A reporter with the Arizona Republic had an urgent question for the 74-year-old chairman of Smith & Wesson Holding Corp.: Was he the notorious felon known as the "Shotgun Bandit" in Michigan decades ago?

Minder felt a flash of fear. At first he insisted the reporter had a case of mistaken identity. "I told him, 'I'm not that person,'" he recalled. He confirmed his name and date of birth. Then, they hung up.

But after talking to his wife of 28 years, Minder said he decided that "I had better tell the truth."

Minder quickly informed the other members of the company's board and, at the next meeting, tendered his resignation as chairman.

While his wife, son and some old acquaintances were aware of his past, the news has shocked friends, associates and board members. They can't reconcile the affable, grandfatherly chairman with the bandit described in decades-old news clippings.

As a serial armed robber in Michigan, Minder used a revolver -- for a while it was a Smith & Wesson -- and a sawed-off 16-gauge shotgun.

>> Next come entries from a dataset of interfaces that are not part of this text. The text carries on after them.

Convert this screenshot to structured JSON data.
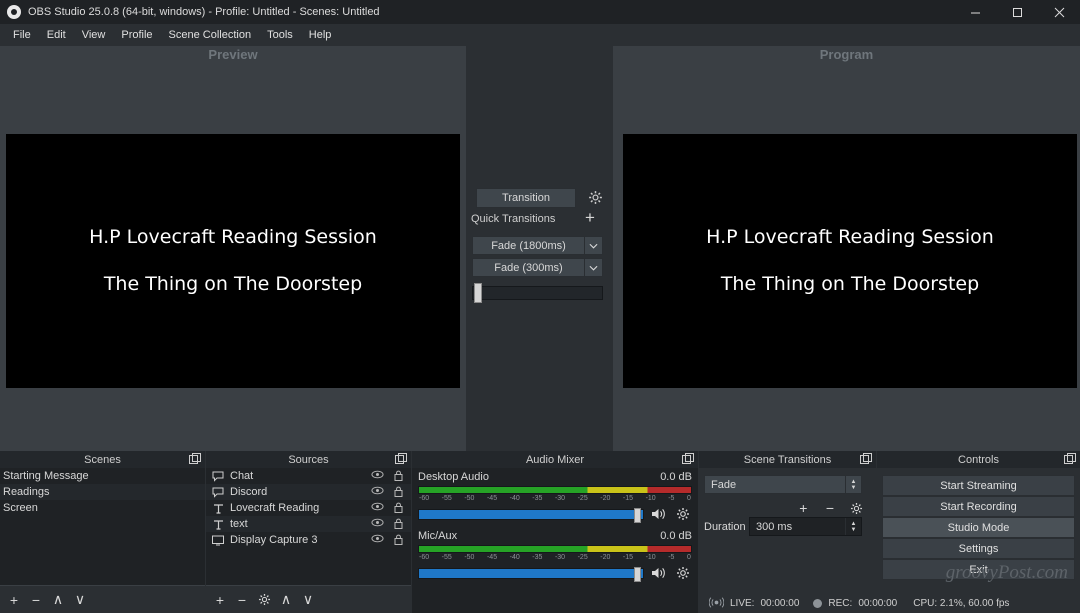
{
  "window": {
    "title": "OBS Studio 25.0.8 (64-bit, windows) - Profile: Untitled - Scenes: Untitled",
    "minimize": "─",
    "maximize": "□",
    "close": "✕"
  },
  "menu": {
    "items": [
      "File",
      "Edit",
      "View",
      "Profile",
      "Scene Collection",
      "Tools",
      "Help"
    ]
  },
  "preview": {
    "label": "Preview",
    "line1": "H.P Lovecraft Reading Session",
    "line2": "The Thing on The Doorstep"
  },
  "program": {
    "label": "Program",
    "line1": "H.P Lovecraft Reading Session",
    "line2": "The Thing on The Doorstep"
  },
  "transitions_mid": {
    "transition_button": "Transition",
    "quick_transitions_label": "Quick Transitions",
    "add_label": "+",
    "fade1": "Fade (1800ms)",
    "fade2": "Fade (300ms)"
  },
  "scenes": {
    "title": "Scenes",
    "items": [
      "Starting Message",
      "Readings",
      "Screen"
    ],
    "toolbar": {
      "add": "+",
      "remove": "−",
      "up": "∧",
      "down": "∨"
    }
  },
  "sources": {
    "title": "Sources",
    "items": [
      {
        "name": "Chat",
        "icon": "speech-bubble"
      },
      {
        "name": "Discord",
        "icon": "speech-bubble"
      },
      {
        "name": "Lovecraft Reading",
        "icon": "text"
      },
      {
        "name": "text",
        "icon": "text"
      },
      {
        "name": "Display Capture 3",
        "icon": "monitor"
      }
    ],
    "toolbar": {
      "add": "+",
      "remove": "−",
      "settings": "gear",
      "up": "∧",
      "down": "∨"
    }
  },
  "mixer": {
    "title": "Audio Mixer",
    "channels": [
      {
        "name": "Desktop Audio",
        "level": "0.0 dB"
      },
      {
        "name": "Mic/Aux",
        "level": "0.0 dB"
      }
    ],
    "scale": [
      "-60",
      "-55",
      "-50",
      "-45",
      "-40",
      "-35",
      "-30",
      "-25",
      "-20",
      "-15",
      "-10",
      "-5",
      "0"
    ]
  },
  "scene_transitions": {
    "title": "Scene Transitions",
    "selected": "Fade",
    "duration_label": "Duration",
    "duration_value": "300 ms",
    "add": "+",
    "remove": "−",
    "settings": "gear"
  },
  "controls": {
    "title": "Controls",
    "buttons": [
      {
        "label": "Start Streaming",
        "active": false
      },
      {
        "label": "Start Recording",
        "active": false
      },
      {
        "label": "Studio Mode",
        "active": true
      },
      {
        "label": "Settings",
        "active": false
      },
      {
        "label": "Exit",
        "active": false
      }
    ]
  },
  "status": {
    "live_label": "LIVE:",
    "live_time": "00:00:00",
    "rec_label": "REC:",
    "rec_time": "00:00:00",
    "cpu": "CPU: 2.1%, 60.00 fps"
  },
  "watermark": "groovyPost.com"
}
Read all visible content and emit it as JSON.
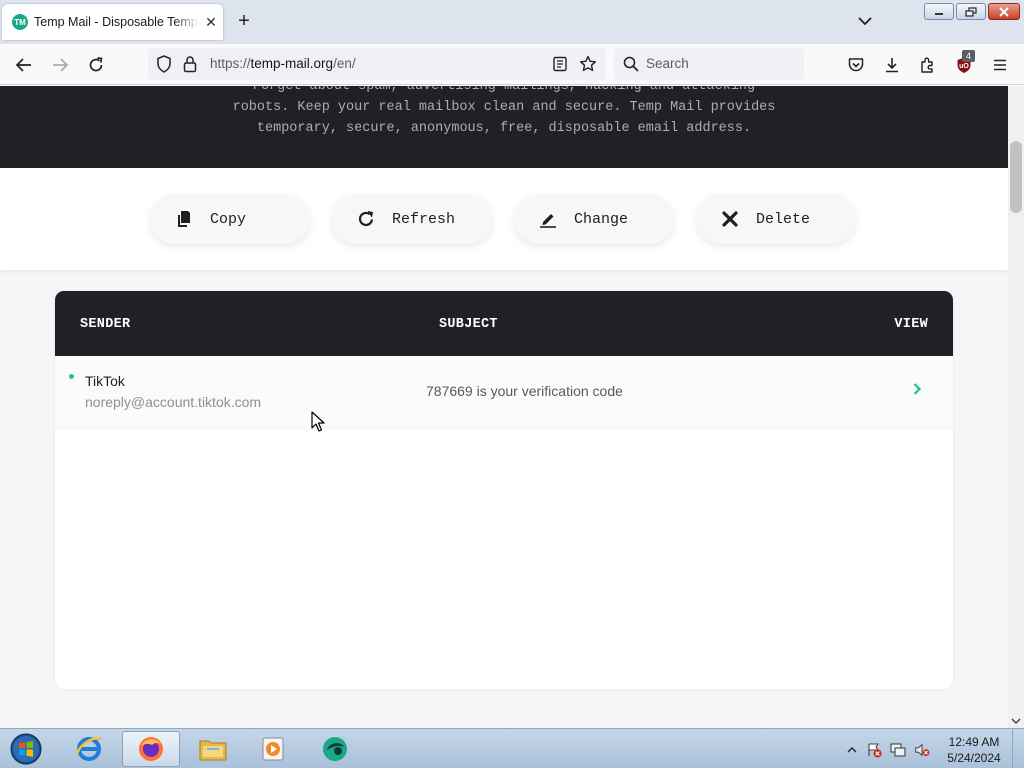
{
  "browser": {
    "tab_title": "Temp Mail - Disposable Temporary Email",
    "favicon_text": "TM",
    "url_scheme": "https://",
    "url_host": "temp-mail.org",
    "url_path": "/en/",
    "search_placeholder": "Search",
    "extension_badge": "4"
  },
  "page": {
    "hero_line1": "Forget about spam, advertising mailings, hacking and attacking",
    "hero_line2": "robots. Keep your real mailbox clean and secure. Temp Mail provides",
    "hero_line3": "temporary, secure, anonymous, free, disposable email address.",
    "actions": [
      {
        "label": "Copy",
        "icon": "copy-icon"
      },
      {
        "label": "Refresh",
        "icon": "refresh-icon"
      },
      {
        "label": "Change",
        "icon": "edit-icon"
      },
      {
        "label": "Delete",
        "icon": "delete-icon"
      }
    ],
    "inbox": {
      "headers": {
        "sender": "SENDER",
        "subject": "SUBJECT",
        "view": "VIEW"
      },
      "messages": [
        {
          "sender_name": "TikTok",
          "sender_email": "noreply@account.tiktok.com",
          "subject": "787669 is your verification code",
          "unread": true
        }
      ]
    }
  },
  "taskbar": {
    "items": [
      "internet-explorer",
      "firefox",
      "file-explorer",
      "media-player",
      "app"
    ],
    "clock_time": "12:49 AM",
    "clock_date": "5/24/2024"
  },
  "colors": {
    "accent": "#19c59a",
    "hero_bg": "#202124",
    "inbox_header_bg": "#1f2124"
  }
}
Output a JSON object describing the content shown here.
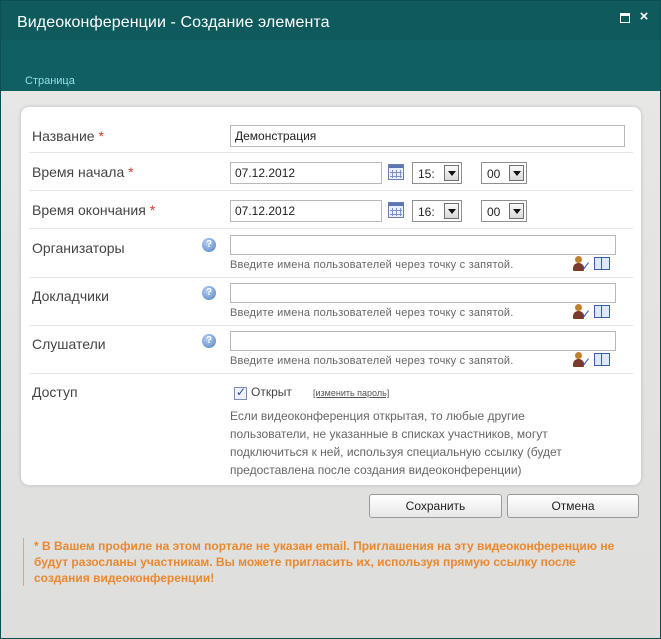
{
  "window": {
    "title": "Видеоконференции - Создание элемента"
  },
  "ribbon": {
    "tab_label": "Страница"
  },
  "form": {
    "required_mark": "*",
    "name": {
      "label": "Название",
      "value": "Демонстрация"
    },
    "start": {
      "label": "Время начала",
      "date": "07.12.2012",
      "hour": "15:",
      "minute": "00"
    },
    "end": {
      "label": "Время окончания",
      "date": "07.12.2012",
      "hour": "16:",
      "minute": "00"
    },
    "organizers": {
      "label": "Организаторы",
      "value": "",
      "hint": "Введите имена пользователей через точку с запятой."
    },
    "speakers": {
      "label": "Докладчики",
      "value": "",
      "hint": "Введите имена пользователей через точку с запятой."
    },
    "listeners": {
      "label": "Слушатели",
      "value": "",
      "hint": "Введите имена пользователей через точку с запятой."
    },
    "access": {
      "label": "Доступ",
      "checkbox_label": "Открыт",
      "checked": true,
      "change_password_link": "[изменить пароль]",
      "description": "Если видеоконференция открытая, то любые другие пользователи, не указанные в списках участников, могут подключиться к ней, используя специальную ссылку (будет предоставлена после создания видеоконференции)"
    }
  },
  "buttons": {
    "save": "Сохранить",
    "cancel": "Отмена"
  },
  "warning": {
    "text": "*   В Вашем профиле на этом портале не указан email. Приглашения на эту видеоконференцию не будут разосланы участникам. Вы можете пригласить их, используя прямую ссылку после создания видеоконференции!"
  },
  "colors": {
    "header": "#0f5a5d",
    "ribbon": "#105f62",
    "required": "#d83a2a",
    "warning": "#e8892f"
  }
}
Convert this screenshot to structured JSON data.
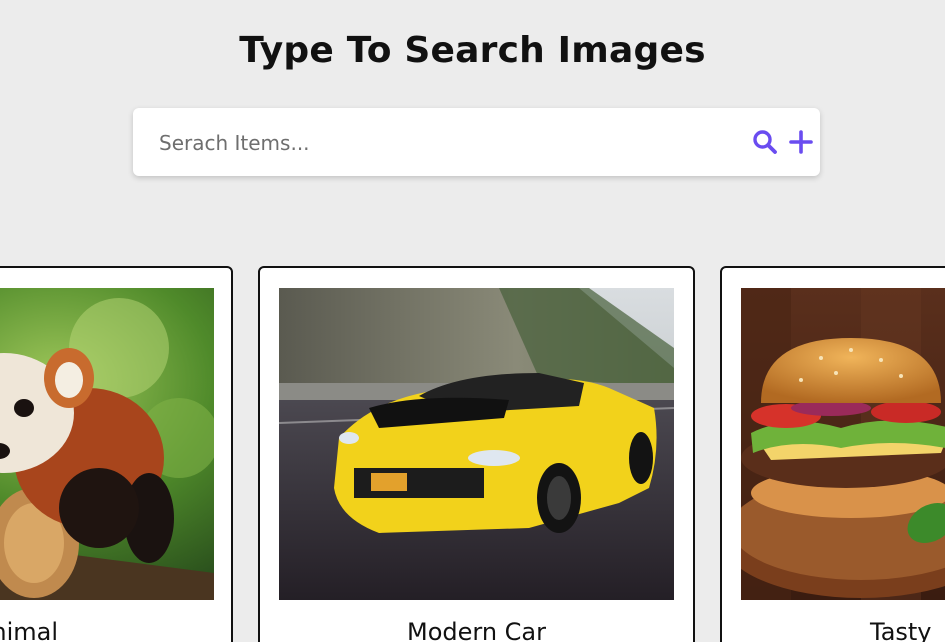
{
  "header": {
    "title": "Type To Search Images"
  },
  "search": {
    "placeholder": "Serach Items...",
    "value": "",
    "search_icon": "search-icon",
    "add_icon": "plus-icon"
  },
  "colors": {
    "accent": "#6a4cf0",
    "background": "#ececec"
  },
  "cards": [
    {
      "title": "Animal",
      "image": "red panda on a tree branch"
    },
    {
      "title": "Modern Car",
      "image": "yellow sports car on a road"
    },
    {
      "title": "Tasty",
      "image": "burger on a wooden board"
    }
  ]
}
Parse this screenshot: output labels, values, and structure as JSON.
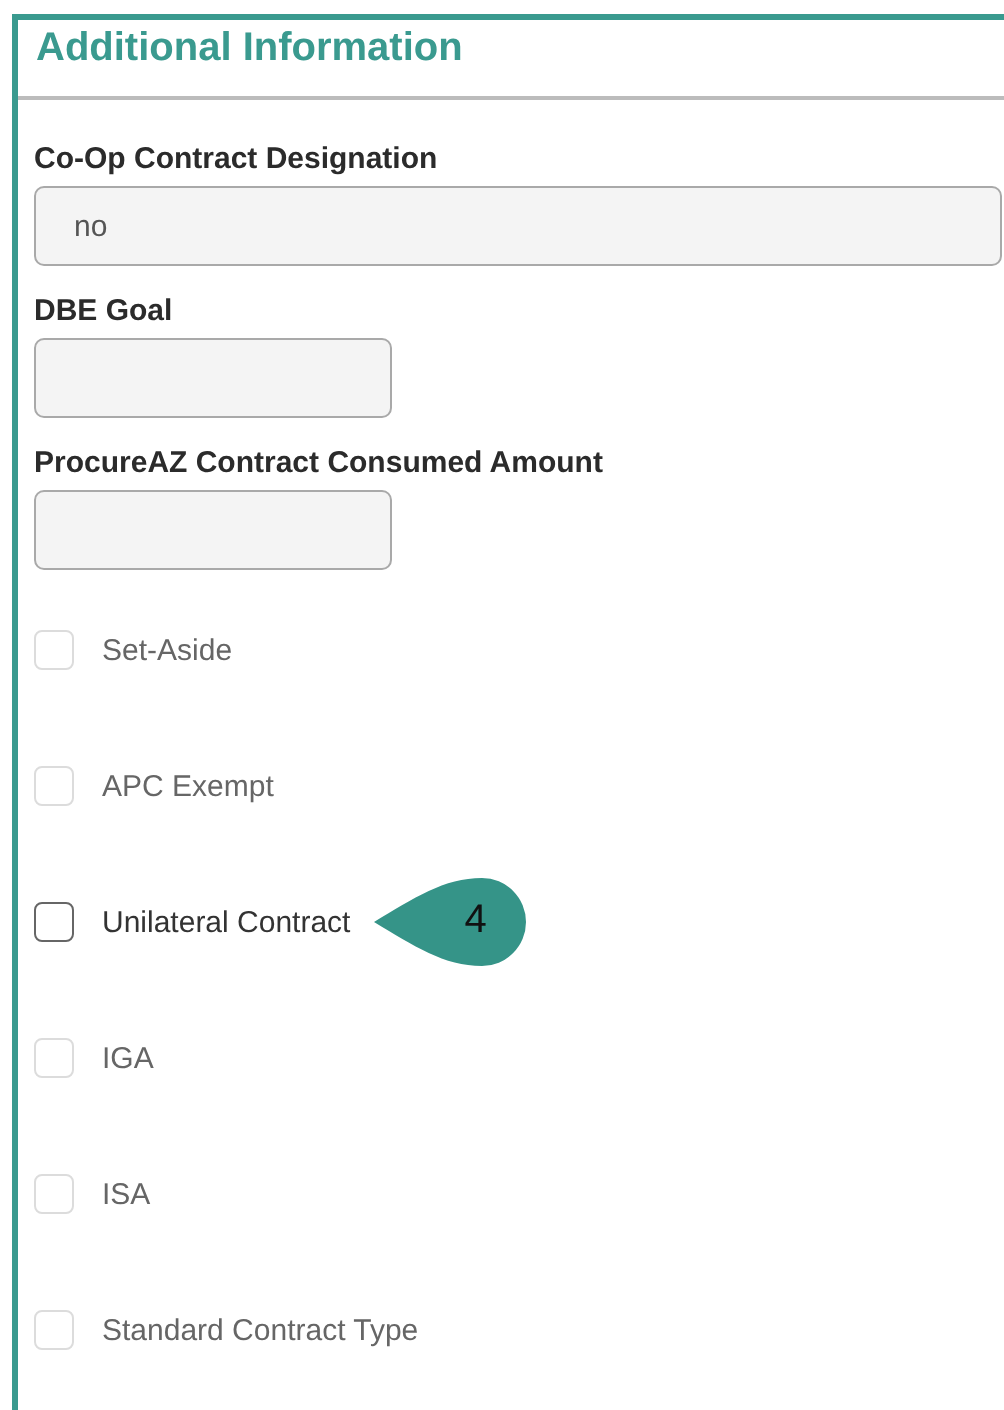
{
  "section": {
    "title": "Additional Information"
  },
  "fields": [
    {
      "label": "Co-Op Contract Designation",
      "value": "no",
      "kind": "wide"
    },
    {
      "label": "DBE Goal",
      "kind": "short"
    },
    {
      "label": "ProcureAZ Contract Consumed Amount",
      "kind": "short"
    }
  ],
  "checkboxes": [
    {
      "label": "Set-Aside",
      "checked": false,
      "disabled": true
    },
    {
      "label": "APC Exempt",
      "checked": false,
      "disabled": true
    },
    {
      "label": "Unilateral Contract",
      "checked": false,
      "disabled": false,
      "callout": "4"
    },
    {
      "label": "IGA",
      "checked": false,
      "disabled": true
    },
    {
      "label": "ISA",
      "checked": false,
      "disabled": true
    },
    {
      "label": "Standard Contract Type",
      "checked": false,
      "disabled": true
    }
  ]
}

He stole getaway cars and disguised himself with dark glasses, a trench coat and a flat-top hat. He escaped from prison and once terrorized employees at a branch of Manufacturers National Bank before stealing $53,000.

The dozens of holdups, some done while he was a student at the University of Michigan, earned him notoriety: "U-M Genius Can't Stay Out of Jail," the Detroit Free Press wrote in 1962.

"Those years are very fuzzy to me," Minder said recently. "I have repressed the memories."

Turning life around

His story is all the more remarkable for what he has done since.

After his final prison stint ended in 1969, he decided to turn his life around, he said. Before becoming chairman of Smith & Wesson, he spent more than two decades setting up programs and group homes for delinquent, abused, neglected and developmentally disabled children and young adults in Michigan.

By the mid-1990s, a nonprofit he started with his wife was providing board, counseling or foster-home placement for more than 1,000 young people a day.

"If my work in the field changed the lives of those children, then I accomplished what I set out to do and this is the legacy I leave behind," he said.

Minder said he has had a clean record since 1965, but there have been many times when he struggled with the secrets from his past.

"Obviously, the early years were nothing to be proud of," he said. "Unfortunately, that's the cross I bear, I guess."

While much of Minder's account is confirmed by newspaper reports, some of it couldn't be independently corroborated.

A 'vagabond existence'

Born in 1930 in Clinton, Mass., Minder said he lived a "vagabond existence" early on. "Any social worker in the country could write the scenario of my early life," he said. "It was a terrible childhood."